1. Jan 12, 2016

### StuartY

Hello, first off, I'm not sure if I put this question in the right place so sorry about that.
Given Bi = 1/2 εijk Fjk how would you find F in terms of B? I think you multiply through by another Levi-Civita, but then I don't know what to do after that. Any help would much appreciated.

2. Jan 12, 2016

### DuckAmuck

That's correct. When you multiple two levi-civitas, and end up with delta functions. Then you take advantage of F being antisymmetric.

$$B_i = \frac{1}{2} \epsilon_{ijk} F^{jk}$$
$$\epsilon^{imn} B_i = \frac{1}{2} \epsilon^{imn} \epsilon_{ijk} F^{jk}$$
$$\epsilon^{imn} B_i = \frac{1}{2} (\delta^m_j \delta^n_k - \delta^n_j \delta^m_k) F^{jk}$$
$$\epsilon^{imn} B_i = \frac{1}{2} (F^{mn} - F^{nm})$$
$$F^{nm} = - F^{mn}$$

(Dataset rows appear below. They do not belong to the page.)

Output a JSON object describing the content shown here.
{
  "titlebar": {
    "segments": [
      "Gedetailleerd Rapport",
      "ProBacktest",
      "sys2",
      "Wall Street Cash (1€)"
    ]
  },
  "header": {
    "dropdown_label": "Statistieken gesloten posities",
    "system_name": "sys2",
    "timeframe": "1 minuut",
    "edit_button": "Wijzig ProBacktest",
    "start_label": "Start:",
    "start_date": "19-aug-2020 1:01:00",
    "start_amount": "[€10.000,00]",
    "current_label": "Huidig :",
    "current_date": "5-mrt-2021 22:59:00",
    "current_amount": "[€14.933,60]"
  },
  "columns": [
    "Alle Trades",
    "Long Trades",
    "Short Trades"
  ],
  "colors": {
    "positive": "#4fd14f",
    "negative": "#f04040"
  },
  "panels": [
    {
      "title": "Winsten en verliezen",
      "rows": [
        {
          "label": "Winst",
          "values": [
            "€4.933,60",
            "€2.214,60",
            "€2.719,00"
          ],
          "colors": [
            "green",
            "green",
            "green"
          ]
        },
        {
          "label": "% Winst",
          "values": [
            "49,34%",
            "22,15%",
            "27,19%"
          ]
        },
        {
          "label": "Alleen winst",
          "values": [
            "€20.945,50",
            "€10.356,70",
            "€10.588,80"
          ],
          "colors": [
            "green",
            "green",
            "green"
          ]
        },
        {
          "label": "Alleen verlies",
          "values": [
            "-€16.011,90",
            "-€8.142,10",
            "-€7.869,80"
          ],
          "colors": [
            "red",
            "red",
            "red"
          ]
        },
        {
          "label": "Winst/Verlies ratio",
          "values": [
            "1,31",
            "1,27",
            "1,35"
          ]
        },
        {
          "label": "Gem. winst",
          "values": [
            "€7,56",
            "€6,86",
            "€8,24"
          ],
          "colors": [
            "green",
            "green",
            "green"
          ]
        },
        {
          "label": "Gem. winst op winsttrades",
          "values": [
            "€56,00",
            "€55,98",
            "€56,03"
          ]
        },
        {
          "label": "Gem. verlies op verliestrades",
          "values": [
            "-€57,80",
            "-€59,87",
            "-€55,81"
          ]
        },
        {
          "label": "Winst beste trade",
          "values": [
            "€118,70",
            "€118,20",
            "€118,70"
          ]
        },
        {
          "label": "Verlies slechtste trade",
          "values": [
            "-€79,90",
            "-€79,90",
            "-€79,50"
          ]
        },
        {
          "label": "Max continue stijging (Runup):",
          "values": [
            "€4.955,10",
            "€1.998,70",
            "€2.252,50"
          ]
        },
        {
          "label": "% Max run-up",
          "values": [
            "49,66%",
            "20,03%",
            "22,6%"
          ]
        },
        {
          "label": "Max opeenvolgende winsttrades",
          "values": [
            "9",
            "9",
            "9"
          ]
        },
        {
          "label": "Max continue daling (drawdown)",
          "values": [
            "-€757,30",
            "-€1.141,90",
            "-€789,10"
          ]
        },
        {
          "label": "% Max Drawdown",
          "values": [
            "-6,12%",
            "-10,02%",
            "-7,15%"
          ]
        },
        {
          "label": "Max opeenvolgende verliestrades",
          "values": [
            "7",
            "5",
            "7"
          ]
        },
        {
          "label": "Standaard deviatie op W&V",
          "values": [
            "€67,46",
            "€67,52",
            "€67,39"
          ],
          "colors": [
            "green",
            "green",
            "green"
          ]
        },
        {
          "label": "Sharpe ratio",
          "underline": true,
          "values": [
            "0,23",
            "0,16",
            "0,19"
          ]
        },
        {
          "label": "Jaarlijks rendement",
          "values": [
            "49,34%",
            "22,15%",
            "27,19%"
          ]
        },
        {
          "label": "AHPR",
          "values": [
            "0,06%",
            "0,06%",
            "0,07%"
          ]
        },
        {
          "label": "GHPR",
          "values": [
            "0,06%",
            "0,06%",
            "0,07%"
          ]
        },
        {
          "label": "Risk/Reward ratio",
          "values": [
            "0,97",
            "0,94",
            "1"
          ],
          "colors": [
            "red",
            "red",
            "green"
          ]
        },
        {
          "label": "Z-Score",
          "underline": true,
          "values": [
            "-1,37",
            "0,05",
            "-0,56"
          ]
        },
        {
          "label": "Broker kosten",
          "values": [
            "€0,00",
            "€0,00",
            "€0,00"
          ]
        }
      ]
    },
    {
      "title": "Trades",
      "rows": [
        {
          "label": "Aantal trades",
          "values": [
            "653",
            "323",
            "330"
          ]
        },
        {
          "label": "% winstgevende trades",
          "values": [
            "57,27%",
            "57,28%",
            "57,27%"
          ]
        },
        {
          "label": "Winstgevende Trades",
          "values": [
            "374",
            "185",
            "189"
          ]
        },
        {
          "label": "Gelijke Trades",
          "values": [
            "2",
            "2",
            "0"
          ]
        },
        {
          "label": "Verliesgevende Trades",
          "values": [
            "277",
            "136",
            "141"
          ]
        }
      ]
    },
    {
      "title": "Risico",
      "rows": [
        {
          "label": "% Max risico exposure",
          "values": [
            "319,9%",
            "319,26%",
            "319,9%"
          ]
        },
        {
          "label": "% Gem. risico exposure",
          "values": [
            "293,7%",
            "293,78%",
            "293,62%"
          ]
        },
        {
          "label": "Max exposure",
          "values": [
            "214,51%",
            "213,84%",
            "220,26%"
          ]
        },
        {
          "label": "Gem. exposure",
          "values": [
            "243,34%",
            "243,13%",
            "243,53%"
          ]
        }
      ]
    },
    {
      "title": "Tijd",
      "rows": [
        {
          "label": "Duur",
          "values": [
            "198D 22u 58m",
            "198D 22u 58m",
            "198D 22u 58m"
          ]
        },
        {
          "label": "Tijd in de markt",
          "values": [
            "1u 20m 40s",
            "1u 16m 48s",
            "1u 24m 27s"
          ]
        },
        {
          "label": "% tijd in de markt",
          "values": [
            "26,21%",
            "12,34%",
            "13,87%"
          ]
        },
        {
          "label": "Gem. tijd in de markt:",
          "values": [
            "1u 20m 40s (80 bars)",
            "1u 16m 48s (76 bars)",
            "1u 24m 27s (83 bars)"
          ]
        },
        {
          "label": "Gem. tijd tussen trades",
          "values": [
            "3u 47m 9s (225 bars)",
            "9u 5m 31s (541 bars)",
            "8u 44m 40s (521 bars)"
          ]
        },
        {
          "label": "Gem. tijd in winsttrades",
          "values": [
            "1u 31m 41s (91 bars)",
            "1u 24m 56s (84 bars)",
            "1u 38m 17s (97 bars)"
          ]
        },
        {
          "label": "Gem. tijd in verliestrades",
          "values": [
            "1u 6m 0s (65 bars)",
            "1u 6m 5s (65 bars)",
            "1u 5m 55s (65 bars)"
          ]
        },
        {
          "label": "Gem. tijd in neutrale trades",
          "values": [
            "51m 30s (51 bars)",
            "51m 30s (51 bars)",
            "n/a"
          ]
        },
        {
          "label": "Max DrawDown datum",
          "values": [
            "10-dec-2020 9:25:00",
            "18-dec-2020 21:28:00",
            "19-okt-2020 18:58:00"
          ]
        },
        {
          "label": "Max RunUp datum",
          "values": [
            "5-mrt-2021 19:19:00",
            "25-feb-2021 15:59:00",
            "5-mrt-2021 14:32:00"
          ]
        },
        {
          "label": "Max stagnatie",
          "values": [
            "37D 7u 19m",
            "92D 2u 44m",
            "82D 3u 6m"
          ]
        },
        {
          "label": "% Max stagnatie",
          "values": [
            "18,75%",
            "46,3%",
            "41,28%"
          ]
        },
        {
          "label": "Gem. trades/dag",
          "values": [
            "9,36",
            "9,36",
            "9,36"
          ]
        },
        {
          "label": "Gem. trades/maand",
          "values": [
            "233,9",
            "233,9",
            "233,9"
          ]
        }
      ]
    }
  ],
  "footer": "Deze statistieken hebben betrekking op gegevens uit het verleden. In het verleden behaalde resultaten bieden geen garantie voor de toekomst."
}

after some relabeling:
$$\epsilon^{ijk} B_i = F^{jk}$$

Last edited: Jan 12, 2016
3. Jan 12, 2016

### Orodruin

Staff Emeritus
This is wrong, you can never have three of the same index when using the Einstein summation convention. You are using the same letter for some free indices as for some summation indices and then you confuse which is what. The thing to use is the standard epsilon-delta relation with only one index summed over and compute $\epsilon_{mni} B_i$. I will leave the actual computation for the OP.

4. Jan 12, 2016

### DuckAmuck

My bad. I guess I just remember the answer, and forgot how to do math. I fixed it.

5. Jan 14, 2016

### vanhees71

Just use the identity
$$\epsilon_{ijk} \epsilon_{ilm}=\delta_{jl} \delta_{km} - \delta_{jm} \delta_{kl}.$$
The Hodge dual of a Hodge dual leads back to the original (up to signs), e.g.,
$$B_j=\epsilon_{jkl} F_{kl}=2(^{\dagger} F)_{j}$$
$$\epsilon_{abj}B_j=\epsilon_{jab} B_j=\epsilon_{jab} \epsilon_{jkl} F_{kl}=(\delta_{ak} \delta_{bl}-\delta_{al} \delta_{bk})) F_{kl}=F_{ab}-F_{ba}=2F_{ab}.$$
$$^{\dagger \dagger} F=F.$$